Legal Studies Chapter One Summary
Chapter One: Basic Legal Concepts.
A law is a special type of rule that has been made by a person or institution that has the authority to make laws. This is referred to as sovereign power. The most important feature of law is that it is universal. This means that the law applies constantly and consistently. The law is always in effect and it applies to everyone (rule of law-no one is above the law).
Laws are enforced by the police and the courts, who are acting on behalf of society. Customs can be defined as the ways of behaving that have been established through longstanding traditions.Customs are not written down, instead, they tend to be passed down from generation to generation. Rules are established to ensure the smooth operation of society, they only apply to certain people at certain times. Penalties such as fines are often used to ensure that people comply with rules.
The values societies hold are a reflection of the things that are considered important. These values are often reflected in the law. Ethics are defined as those things that a society considers to be right and wrong. When we act ethically, we act in the right way.In order to be valid, a law must be just. A just law has several characteristics, including: * It is equal.
A just law is one that treats every person the same. * It is based on widely held values. Laws should be based on the values and ethics held by most of society. * It is utilitarian. Utilitarianism is the philosophy of ensuring an action achieves the greatest good for the greatest number of people.
* It aims to redress inequalities. This means that law should not create inequality or injustice. * It must minimise delay. It must not be retrospective. The law must be made for the future. * The law must be known.
Laws must be known before they are enforced. The nature of justice: justice is a combination of equality, fairness and access. Justice requires laws that do not discriminate and that are applied equally to all people. The enforcement of the law must also be equal. Fairness is another feature of justice. Key factors associated with fairness include ensuring the law does not have a particularly harsh effect on an individual.
Individuals must have the ability to access the law in order for justice to be achieved. Procedural fairness is often referred to as ‘natural justice’. The doctrine of natural justice includes: * The right of a person to participate in legal proceedings in which they have an interes. * The right of a person accused of wrongdoing (the defendant) to know the accusation made against them. * The right of the defendant to have a hearing, during which they are able to present evidence.

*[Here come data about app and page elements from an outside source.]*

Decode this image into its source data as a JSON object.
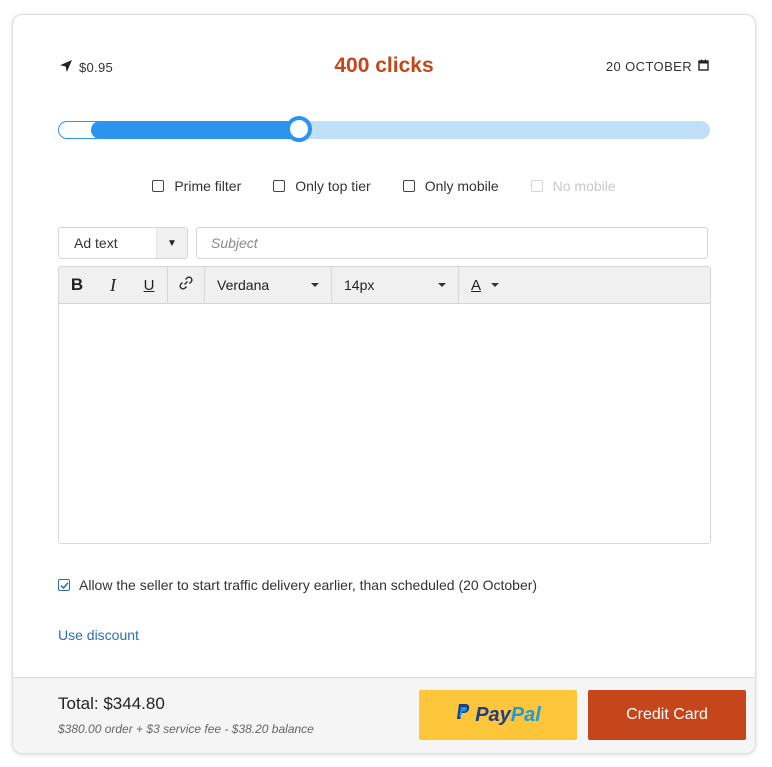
{
  "header": {
    "price": "$0.95",
    "clicks": "400 clicks",
    "date": "20 OCTOBER"
  },
  "slider": {
    "value_fraction": 0.37
  },
  "options": [
    {
      "label": "Prime filter",
      "checked": false,
      "disabled": false
    },
    {
      "label": "Only top tier",
      "checked": false,
      "disabled": false
    },
    {
      "label": "Only mobile",
      "checked": false,
      "disabled": false
    },
    {
      "label": "No mobile",
      "checked": false,
      "disabled": true
    }
  ],
  "ad_type": {
    "selected": "Ad text"
  },
  "subject": {
    "placeholder": "Subject",
    "value": ""
  },
  "editor": {
    "bold_icon": "B",
    "italic_icon": "I",
    "underline_icon": "U",
    "text_color_icon": "A",
    "font": "Verdana",
    "size": "14px",
    "content": ""
  },
  "allow_early": {
    "label": "Allow the seller to start traffic delivery earlier, than scheduled (20 October)",
    "checked": true
  },
  "discount": {
    "label": "Use discount"
  },
  "footer": {
    "total": "Total: $344.80",
    "breakdown": "$380.00 order + $3 service fee - $38.20 balance",
    "paypal_pay": "Pay",
    "paypal_pal": "Pal",
    "credit_card": "Credit Card"
  },
  "colors": {
    "accent": "#c4461a",
    "slider_blue": "#2a94ee",
    "slider_light": "#bfdffb",
    "paypal_yellow": "#fcc53a",
    "link_blue": "#2a6fb4"
  }
}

* The right to have a matter heard before a court that is free from bias.It is for this reason that judges and juries are required to put aside their personal views about a matter and use only the evidence presented to them to make a decision. * The right to test the evidence presented in a case. * The right of the accused to not have previous criminal convictions or accusations to be brought up during the trial. Key factors of a legal system that complies with the rule of law include: * An independant judiciary.
* Controls placed on enforcement agencies, such as the police, to ensure that they do not abuse power. The accused should not be forced to incriminate themselves. * The legal defence for the accused must be free to perate without interference from the prosecution. * The accused must be informed of the allegations made against them. * Criminal laws must never be retrospective * Governments are bound by a constitution * Human rights, particularly those relating to freedom of association, speech and religion are protected. When a society is left without an effective legal system, anarchy can emerge.

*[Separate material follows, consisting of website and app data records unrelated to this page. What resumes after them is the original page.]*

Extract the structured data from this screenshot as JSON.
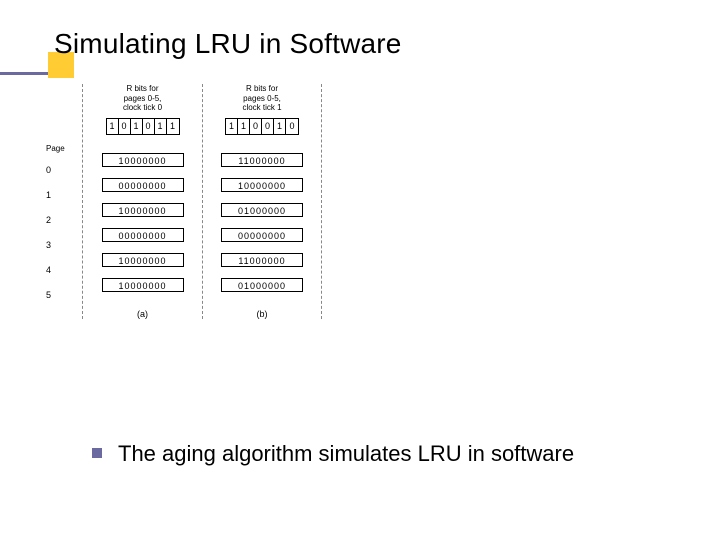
{
  "colors": {
    "accent": "#ffcc33",
    "underline": "#6a6aa0"
  },
  "title": "Simulating LRU in Software",
  "diagram": {
    "page_label": "Page",
    "pages": [
      "0",
      "1",
      "2",
      "3",
      "4",
      "5"
    ],
    "ticks": [
      {
        "header": "R bits for\npages 0-5,\nclock tick 0",
        "rbits": [
          "1",
          "0",
          "1",
          "0",
          "1",
          "1"
        ],
        "counters": [
          "10000000",
          "00000000",
          "10000000",
          "00000000",
          "10000000",
          "10000000"
        ],
        "sublabel": "(a)"
      },
      {
        "header": "R bits for\npages 0-5,\nclock tick 1",
        "rbits": [
          "1",
          "1",
          "0",
          "0",
          "1",
          "0"
        ],
        "counters": [
          "11000000",
          "10000000",
          "01000000",
          "00000000",
          "11000000",
          "01000000"
        ],
        "sublabel": "(b)"
      }
    ]
  },
  "bullets": [
    "The aging algorithm simulates LRU in software"
  ],
  "chart_data": {
    "type": "table",
    "title": "Aging algorithm — page counters across clock ticks",
    "pages": [
      0,
      1,
      2,
      3,
      4,
      5
    ],
    "ticks": [
      {
        "tick": 0,
        "r_bits": [
          1,
          0,
          1,
          0,
          1,
          1
        ],
        "counters": [
          "10000000",
          "00000000",
          "10000000",
          "00000000",
          "10000000",
          "10000000"
        ],
        "label": "(a)"
      },
      {
        "tick": 1,
        "r_bits": [
          1,
          1,
          0,
          0,
          1,
          0
        ],
        "counters": [
          "11000000",
          "10000000",
          "01000000",
          "00000000",
          "11000000",
          "01000000"
        ],
        "label": "(b)"
      }
    ]
  }
}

Such a situation is common after times of war or natural disaster when governments, courts and law enforcement agencies cannot operate effectively. In some respects, tyranny is the extreme opposite to anarchy. It occurs when there is no check on the power of lawmakers and enforcers. Constitutions, if they exist, are disregarded and consequently there is no rule of law. Countries where tyranny exists are often referred to as ‘police states’. There is no distinction between lawmakers, law enforcers and the courts; they are all essentially the same organisation and therefore justice is impossible.